No one goes into offshore oil work without understanding that there are certain risks involved in their career path. Oil workers, especially offshore staff, can often command better wages because of the risks that come with their line of work.
Working in offshore oil extraction means being far from emergency services if there is a fire or medical event. It also means that working with dangerous machinery, hazardous chemicals and crude oil, which has the potential to cause fires and explosions.
All of those job risks are definitely something you should think about to help keep yourself safe on the job. However, what many offshore oil workers don’t understand is that getting to and from their work is the most dangerous part of their career, according to statistics provided by the federal government.
More than half of all offshore oil fatalities involve transportation
The Centers for Disease Control and Prevention analyze data provided by other government agencies to discover trends. Reviewing fatalities over a seven-year period for those working in oil and gas extraction showed that transportation issues caused 51% of all worker fatalities. Transportation issues may not be as dramatic as fires or explosions, but they certainly impact worker safety.
Although aircraft transportation typically carries less risk than ground transportation, 75% of oil and gas transportation fatalities involved aircraft. Helicopters specifically carried the most risk out of all forms of transportation reported in offshore worker deaths.
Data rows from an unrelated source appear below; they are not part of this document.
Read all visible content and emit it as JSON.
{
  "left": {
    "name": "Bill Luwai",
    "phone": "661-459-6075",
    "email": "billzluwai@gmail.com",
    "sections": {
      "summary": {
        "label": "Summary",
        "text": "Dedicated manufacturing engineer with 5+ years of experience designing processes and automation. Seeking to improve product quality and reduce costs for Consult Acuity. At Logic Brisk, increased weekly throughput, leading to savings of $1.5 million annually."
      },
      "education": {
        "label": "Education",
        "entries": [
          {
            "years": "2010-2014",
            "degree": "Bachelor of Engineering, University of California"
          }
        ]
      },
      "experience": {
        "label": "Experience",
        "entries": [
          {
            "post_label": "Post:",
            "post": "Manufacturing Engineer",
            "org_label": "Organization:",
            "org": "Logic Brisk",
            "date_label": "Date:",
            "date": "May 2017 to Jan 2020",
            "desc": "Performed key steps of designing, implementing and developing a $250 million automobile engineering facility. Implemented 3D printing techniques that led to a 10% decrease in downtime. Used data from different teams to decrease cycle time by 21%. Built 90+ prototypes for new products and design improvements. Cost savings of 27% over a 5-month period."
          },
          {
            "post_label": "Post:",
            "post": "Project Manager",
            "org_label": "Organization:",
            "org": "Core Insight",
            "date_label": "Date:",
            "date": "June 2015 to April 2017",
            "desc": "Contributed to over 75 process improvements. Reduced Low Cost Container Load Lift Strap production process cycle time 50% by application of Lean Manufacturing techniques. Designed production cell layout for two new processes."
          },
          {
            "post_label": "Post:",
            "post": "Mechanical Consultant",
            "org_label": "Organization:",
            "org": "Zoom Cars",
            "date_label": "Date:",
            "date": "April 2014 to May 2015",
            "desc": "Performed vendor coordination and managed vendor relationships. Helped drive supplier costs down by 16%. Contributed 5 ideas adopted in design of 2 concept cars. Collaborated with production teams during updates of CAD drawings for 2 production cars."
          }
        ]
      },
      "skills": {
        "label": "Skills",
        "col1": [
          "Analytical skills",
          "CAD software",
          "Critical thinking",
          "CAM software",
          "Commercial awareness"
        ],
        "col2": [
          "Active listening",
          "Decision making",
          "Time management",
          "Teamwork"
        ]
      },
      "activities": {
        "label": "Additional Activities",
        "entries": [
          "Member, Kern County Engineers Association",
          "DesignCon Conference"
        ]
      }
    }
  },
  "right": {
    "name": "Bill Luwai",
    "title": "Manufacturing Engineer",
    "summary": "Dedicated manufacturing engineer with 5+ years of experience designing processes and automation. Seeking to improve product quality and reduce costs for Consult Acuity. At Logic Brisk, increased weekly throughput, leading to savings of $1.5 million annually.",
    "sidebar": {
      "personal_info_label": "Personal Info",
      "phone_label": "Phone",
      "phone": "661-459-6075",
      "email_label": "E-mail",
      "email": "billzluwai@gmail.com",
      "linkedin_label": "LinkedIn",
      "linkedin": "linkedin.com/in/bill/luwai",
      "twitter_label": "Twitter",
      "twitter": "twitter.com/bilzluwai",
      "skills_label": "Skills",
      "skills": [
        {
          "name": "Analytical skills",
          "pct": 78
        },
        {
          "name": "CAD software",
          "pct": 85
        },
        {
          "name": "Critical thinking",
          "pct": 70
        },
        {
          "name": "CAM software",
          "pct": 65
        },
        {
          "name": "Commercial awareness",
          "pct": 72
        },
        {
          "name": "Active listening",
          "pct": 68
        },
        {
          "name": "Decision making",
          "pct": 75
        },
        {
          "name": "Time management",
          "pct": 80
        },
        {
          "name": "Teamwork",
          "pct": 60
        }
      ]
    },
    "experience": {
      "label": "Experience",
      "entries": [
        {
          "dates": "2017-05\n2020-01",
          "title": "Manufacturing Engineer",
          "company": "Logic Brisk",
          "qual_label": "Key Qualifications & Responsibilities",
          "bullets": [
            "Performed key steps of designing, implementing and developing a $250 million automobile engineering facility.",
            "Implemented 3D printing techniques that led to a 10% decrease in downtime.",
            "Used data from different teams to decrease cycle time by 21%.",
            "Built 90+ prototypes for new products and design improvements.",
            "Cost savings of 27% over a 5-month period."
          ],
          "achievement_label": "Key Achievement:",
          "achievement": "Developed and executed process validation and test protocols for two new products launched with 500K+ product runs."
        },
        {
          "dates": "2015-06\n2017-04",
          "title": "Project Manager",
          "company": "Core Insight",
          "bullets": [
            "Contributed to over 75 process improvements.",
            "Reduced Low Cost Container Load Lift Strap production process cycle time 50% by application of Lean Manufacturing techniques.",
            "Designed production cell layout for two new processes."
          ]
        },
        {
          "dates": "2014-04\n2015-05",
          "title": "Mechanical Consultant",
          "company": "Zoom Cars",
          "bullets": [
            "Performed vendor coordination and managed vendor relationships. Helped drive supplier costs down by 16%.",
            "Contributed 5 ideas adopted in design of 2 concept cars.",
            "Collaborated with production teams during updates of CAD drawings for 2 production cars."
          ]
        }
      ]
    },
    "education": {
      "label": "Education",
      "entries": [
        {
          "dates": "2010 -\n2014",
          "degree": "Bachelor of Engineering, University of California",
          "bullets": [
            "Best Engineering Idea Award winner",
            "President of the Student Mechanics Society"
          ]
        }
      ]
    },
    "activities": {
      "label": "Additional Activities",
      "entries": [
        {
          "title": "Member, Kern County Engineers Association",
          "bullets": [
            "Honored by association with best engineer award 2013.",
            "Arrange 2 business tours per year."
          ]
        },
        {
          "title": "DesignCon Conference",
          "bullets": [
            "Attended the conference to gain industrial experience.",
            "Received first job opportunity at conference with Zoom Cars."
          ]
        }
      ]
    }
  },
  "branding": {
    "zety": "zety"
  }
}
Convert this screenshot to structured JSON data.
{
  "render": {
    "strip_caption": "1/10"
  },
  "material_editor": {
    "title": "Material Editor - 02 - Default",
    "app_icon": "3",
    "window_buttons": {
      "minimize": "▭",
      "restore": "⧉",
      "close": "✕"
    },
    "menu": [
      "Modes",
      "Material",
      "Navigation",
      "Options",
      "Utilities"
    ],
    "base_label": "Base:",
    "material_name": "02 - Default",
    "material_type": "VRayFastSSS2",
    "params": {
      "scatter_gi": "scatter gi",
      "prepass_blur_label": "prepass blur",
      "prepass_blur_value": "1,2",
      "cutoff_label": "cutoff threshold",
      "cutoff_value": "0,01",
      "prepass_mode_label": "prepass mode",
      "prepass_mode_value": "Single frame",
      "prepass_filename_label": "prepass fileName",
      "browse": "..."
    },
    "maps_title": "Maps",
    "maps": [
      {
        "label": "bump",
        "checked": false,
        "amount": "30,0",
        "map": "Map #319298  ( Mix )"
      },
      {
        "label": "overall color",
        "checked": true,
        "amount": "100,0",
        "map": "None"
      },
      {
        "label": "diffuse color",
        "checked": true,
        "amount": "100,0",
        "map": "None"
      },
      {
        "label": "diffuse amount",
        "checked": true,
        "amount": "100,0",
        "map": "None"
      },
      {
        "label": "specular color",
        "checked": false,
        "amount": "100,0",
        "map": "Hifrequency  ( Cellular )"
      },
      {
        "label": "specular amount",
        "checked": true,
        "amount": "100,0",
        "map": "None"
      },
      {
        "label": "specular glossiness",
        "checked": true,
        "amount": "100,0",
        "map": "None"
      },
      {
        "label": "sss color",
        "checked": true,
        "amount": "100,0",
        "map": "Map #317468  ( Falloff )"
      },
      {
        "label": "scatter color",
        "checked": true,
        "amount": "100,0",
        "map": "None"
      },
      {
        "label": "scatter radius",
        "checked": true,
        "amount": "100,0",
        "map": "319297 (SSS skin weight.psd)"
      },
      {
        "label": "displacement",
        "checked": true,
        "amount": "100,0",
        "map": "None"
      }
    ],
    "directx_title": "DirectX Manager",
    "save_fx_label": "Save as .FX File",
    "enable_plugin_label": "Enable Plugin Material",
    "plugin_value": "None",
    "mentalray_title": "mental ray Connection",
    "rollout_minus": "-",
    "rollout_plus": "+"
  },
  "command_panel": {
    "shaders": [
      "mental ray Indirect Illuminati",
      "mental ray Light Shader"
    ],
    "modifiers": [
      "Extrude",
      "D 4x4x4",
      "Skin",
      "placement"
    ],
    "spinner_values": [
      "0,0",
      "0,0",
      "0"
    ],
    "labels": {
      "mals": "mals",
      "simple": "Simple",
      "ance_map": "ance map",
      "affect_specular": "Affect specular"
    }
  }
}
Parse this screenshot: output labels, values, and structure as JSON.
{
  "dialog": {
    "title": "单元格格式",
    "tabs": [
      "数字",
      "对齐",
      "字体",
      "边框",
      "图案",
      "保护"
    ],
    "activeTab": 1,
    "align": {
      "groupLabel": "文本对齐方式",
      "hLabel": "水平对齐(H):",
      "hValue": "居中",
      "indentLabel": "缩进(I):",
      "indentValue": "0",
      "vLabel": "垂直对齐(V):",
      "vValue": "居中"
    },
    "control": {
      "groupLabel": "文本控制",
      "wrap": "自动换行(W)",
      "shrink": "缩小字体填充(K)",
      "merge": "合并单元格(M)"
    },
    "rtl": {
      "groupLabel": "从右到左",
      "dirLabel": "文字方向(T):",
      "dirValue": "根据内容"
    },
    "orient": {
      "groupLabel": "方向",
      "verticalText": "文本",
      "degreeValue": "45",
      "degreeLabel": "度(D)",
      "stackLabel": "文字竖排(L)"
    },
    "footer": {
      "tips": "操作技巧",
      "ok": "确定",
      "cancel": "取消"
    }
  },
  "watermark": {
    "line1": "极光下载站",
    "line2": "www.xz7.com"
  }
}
Some of these workers were on their way to or from the job site. Others were transporting materials or equipment to or from an offshore rig.
There are typically multiple injuries for every worker death
Statistically, accidents that cause injuries happen more frequently than accidents that cause death. This is true in even the most dangerous of professions. For every oil worker who loses their life on the job, there will likely be several others who suffered severe injuries that require time off of work or that end their current professional path.
If you can’t return to work and worry about covering your costs, you will need to explore your rights as an offshore oil worker. Workers’ compensation may not necessarily be an option for you, but there are other ways for you to seek compensation.